So where does our cafeteria food come from?
Lu Ann Carey’s father grew peaches for most of his life and, at 84, still operates a fruit truck offering fresh produce to his community. Lu Ann inherited his passion for agriculture and has for 15 years engaged students in sustainable gardening at Bradley Central High School (Cleveland, TN). After attending a Fund for Teachers information session last fall, she capitalized on the opportunity to design a fellowship researching sustainable growing practices in the Netherlands. Why? Because…
- The Netherlands is the second largest exporter of horticulture products in the world
- More than 90 percent of vegetable cultivation involves biological crop protection
- The horticulture sector involves employment and education of more than 400,000 people
- The Dutch government allocates 10 percent of the total agricultural research budget to organic farming
- Growers there focus on closed growing systems that keep pesticides out of water and utilize clean energy sources
For three weeks this summer, Lu Ann researched concepts and practices that made Holland one of the most innovative and successful horticulture production systems in the world. From a tulip museum exhibit on the earliest trials of plant genetics, to one of the oldest botanical gardens documenting the history of plants and genomic plant banks, Lu Ann sought out methodologies for creating healthy, clean and sustainable foods in Bradley Central High School’s greenhouse.
Read more about Lu Ann’s learning on the blog she maintained throughout her fellowship.
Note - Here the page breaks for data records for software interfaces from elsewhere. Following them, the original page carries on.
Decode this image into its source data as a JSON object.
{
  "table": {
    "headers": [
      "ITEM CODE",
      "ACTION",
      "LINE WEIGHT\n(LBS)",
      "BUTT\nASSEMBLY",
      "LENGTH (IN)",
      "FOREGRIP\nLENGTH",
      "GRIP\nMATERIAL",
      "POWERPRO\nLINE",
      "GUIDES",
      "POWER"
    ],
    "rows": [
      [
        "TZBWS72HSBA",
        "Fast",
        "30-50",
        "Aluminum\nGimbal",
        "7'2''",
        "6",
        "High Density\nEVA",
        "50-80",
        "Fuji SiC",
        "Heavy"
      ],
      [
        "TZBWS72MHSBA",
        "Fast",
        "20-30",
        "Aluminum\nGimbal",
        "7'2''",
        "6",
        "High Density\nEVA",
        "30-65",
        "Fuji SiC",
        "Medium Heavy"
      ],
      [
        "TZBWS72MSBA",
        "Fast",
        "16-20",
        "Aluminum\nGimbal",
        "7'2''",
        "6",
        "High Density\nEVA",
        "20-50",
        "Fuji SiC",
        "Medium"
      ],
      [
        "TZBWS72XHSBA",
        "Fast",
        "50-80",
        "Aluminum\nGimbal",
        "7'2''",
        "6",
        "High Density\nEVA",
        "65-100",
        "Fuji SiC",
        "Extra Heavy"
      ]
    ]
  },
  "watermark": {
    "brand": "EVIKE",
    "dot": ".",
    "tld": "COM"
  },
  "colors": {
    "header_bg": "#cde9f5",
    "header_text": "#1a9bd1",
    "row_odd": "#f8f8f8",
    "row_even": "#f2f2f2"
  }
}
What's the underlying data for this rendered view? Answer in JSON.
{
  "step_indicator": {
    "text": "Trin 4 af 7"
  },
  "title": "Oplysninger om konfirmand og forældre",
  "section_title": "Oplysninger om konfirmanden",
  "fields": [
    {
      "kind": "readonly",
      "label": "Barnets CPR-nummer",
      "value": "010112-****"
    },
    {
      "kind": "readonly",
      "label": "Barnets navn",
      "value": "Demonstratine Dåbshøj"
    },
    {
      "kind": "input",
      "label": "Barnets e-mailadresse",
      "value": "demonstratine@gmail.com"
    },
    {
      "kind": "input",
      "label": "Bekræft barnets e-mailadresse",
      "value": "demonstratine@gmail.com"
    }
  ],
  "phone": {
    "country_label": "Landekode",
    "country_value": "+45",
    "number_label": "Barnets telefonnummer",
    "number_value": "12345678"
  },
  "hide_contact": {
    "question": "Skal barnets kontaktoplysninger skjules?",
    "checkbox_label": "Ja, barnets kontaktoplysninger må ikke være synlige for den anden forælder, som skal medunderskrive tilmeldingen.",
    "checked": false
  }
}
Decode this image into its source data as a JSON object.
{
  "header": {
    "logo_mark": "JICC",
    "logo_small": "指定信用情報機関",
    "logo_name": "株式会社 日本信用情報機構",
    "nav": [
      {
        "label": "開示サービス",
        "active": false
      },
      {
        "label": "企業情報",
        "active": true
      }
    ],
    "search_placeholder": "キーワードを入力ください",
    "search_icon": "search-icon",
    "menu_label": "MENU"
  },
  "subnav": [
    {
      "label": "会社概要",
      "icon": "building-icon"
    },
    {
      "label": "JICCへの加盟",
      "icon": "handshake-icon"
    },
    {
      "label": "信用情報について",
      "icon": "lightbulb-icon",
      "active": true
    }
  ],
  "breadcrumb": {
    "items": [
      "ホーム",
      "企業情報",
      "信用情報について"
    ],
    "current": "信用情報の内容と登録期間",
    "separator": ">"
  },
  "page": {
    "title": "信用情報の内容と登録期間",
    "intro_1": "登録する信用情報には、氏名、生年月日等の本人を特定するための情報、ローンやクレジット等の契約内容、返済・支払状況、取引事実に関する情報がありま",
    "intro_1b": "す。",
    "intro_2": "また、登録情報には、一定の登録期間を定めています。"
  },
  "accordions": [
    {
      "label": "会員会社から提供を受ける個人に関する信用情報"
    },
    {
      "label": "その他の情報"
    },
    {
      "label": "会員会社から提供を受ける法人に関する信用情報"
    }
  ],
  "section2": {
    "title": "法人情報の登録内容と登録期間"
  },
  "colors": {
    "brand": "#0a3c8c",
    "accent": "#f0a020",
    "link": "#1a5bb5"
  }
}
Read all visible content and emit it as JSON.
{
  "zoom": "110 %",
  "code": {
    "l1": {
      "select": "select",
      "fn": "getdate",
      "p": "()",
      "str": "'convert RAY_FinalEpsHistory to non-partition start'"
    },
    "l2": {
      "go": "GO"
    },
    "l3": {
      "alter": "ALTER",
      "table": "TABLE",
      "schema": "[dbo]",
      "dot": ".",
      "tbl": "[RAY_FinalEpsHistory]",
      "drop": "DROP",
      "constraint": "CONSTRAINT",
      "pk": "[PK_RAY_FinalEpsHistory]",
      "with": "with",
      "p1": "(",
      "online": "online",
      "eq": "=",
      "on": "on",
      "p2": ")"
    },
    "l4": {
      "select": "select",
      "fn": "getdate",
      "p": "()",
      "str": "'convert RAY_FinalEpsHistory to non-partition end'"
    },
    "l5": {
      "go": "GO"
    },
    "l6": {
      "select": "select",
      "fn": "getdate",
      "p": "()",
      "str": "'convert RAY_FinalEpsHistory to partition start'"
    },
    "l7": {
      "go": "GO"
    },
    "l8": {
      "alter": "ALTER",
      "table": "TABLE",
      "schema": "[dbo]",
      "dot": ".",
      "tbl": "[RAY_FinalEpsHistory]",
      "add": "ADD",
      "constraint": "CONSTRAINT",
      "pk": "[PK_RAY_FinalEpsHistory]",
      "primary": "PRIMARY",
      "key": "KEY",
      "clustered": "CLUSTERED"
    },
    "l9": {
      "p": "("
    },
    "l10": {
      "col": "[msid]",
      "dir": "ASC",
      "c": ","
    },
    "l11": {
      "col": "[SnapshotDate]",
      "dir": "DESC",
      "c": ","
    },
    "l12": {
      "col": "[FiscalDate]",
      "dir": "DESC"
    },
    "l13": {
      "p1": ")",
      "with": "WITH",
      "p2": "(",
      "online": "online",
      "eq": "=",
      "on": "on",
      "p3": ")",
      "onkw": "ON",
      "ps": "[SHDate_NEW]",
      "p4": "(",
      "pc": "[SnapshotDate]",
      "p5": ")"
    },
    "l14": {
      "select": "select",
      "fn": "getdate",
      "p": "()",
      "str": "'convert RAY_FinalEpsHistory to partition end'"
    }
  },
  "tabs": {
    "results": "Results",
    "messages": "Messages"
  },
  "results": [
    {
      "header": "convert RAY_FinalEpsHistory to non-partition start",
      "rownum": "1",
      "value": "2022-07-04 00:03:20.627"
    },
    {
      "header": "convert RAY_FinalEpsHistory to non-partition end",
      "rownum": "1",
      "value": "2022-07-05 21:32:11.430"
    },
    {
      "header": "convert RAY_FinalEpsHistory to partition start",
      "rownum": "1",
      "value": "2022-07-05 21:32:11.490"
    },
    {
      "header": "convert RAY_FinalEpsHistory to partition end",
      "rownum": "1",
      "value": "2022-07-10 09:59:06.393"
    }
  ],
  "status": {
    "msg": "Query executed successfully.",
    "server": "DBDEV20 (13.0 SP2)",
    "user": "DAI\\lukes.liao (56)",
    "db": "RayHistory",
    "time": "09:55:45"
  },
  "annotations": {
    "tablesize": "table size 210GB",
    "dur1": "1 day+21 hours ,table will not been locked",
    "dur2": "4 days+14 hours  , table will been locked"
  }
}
“Horticulture is a fascinating, beautiful and changing the world, but I have to make it enticing to high school students,” said Lu Ann. “In order to do so, I used an FFT grant to gain a better understanding of biotechnology and design greenhouse labs that incorporate today’s real world problems.”
Observing in a “glass city” how to switch from nonorganic to fully organic farming and touring one of the first biological companies that supplied bumble bees for greenhouse pollination are just two of the itinerary stops Lu Ann planned for harvesting ideas. She also met with a senior advisor at the Louis Bolk Institute to see how an organic school incorporates biodynamic farming into student labs and hands-on projects. At Bioverbeek, an organic grower which supplies products to the local and global market, she learned how to control pests in her school greenhouse; at Koppert Biologicals, a worldwide company researching healthy pesticides, Lu Ann connected with researchers and growers with whom her students will now Skype for future learning opportunities.
“After my visit to Koppert as well as other greenhouses such “Tomato World” and then the Warmonderhof school, I knew I had to integrate labs into my daily agriculture lessons,” said Lu Ann. “So I introduced research-based, scientific lab projects into all my Agriculture classes. Students are learning through research about biological systems and design a hands-on lab project to test a hypothesis.”
This fall, students investigated horticulture products used in the school’s cafeteria to see where they were produced. Interviews with the culinary chef underscored the importance of market availability and determine how organic products grown in their greenhouse can help support the school community. She also worked with students to learn insect life cycles and how predators of the insects invade the plant species and control the pest.
“We are researching insect behavior, learning to identify the predators and how the plant responds to pest invasions according to plant species and growing conditions,” said Lu Ann. “It’s what I learned in Holland by visiting various growers and organic farms.”
The responsibility of an educator, according to Lu Ann, is much larger than teaching facts. Instead, first-hand knowledge and a daily dialogue makes learning real – something she learned from her father a long time ago.
Lu Ann teaches Career and Technical Education Agriculture and is an FFA association advisor in leadership skills.